Sparkle Kitchen & Craft Blogger
The Sparkle Kitchen Series is created by Meryl Carver-Allmond.
Meryl lives in a hundred year old house near the prairie with her sweet husband, two pre-schoolers, one puppy, one gecko, and about ten chickens. While she's been writing since she could pick up a pen, in recent years she's discovered the joy of photography, too. She feels lucky to be able to combine those skills, along with a third passion--showing people that cooking for themselves can be healthy and fun--in her weekly Sparkle Kitchen posts.
When Meryl isn't writing for Sparkle Kitchen, you can find her on her personal blog, My Bit of Earth, where she writes about chickens, babies, knitting, gardening, food, photography, and whatever else tickles her fancy on any given day.
About By Thistle By Thimble
Find magic in nooks and crooks, in baskets and burrows, and on seemingly ordinary back roads and side streets. Listen to the quiet whisperings of the heart. Attend to what nature teaches. Discover the secrets sung on the wind.

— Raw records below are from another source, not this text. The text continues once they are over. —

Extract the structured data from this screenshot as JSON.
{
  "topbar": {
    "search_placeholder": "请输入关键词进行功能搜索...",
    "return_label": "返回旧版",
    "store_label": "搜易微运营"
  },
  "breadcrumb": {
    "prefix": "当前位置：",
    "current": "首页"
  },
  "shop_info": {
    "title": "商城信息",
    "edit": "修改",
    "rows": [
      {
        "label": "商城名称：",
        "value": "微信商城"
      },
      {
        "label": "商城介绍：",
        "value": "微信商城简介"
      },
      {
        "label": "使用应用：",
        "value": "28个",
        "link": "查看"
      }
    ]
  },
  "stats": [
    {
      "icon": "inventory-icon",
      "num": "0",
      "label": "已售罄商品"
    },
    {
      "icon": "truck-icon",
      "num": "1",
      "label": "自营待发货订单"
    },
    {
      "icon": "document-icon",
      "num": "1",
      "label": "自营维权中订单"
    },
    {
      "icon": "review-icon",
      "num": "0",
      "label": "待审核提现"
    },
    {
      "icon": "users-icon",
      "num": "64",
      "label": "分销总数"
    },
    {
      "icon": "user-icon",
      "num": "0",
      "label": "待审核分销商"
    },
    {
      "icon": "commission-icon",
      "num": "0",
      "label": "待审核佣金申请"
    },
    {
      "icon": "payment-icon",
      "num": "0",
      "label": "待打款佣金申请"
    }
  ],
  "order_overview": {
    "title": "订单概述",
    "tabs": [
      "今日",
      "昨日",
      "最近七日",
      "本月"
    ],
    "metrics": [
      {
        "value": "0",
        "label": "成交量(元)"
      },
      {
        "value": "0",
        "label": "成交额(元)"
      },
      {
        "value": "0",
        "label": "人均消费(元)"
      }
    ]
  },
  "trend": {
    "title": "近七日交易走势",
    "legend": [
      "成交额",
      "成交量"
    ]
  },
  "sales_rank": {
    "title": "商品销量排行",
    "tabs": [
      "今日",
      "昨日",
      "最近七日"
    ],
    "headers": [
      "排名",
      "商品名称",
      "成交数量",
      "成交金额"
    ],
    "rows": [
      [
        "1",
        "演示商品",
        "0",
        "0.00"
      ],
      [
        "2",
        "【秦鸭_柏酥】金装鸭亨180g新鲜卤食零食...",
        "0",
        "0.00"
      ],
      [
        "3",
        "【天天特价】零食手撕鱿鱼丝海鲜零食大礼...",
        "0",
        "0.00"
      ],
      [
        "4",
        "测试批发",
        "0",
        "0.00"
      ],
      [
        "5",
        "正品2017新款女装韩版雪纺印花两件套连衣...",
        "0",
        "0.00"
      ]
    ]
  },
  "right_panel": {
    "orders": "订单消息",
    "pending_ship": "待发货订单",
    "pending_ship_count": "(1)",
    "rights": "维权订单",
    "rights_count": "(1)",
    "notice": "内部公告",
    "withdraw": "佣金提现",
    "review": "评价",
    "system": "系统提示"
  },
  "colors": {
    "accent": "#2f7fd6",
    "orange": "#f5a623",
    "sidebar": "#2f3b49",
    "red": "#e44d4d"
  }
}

This weekly series of original adventure tales will open your eyes to new places and characters from around the world and times gone by.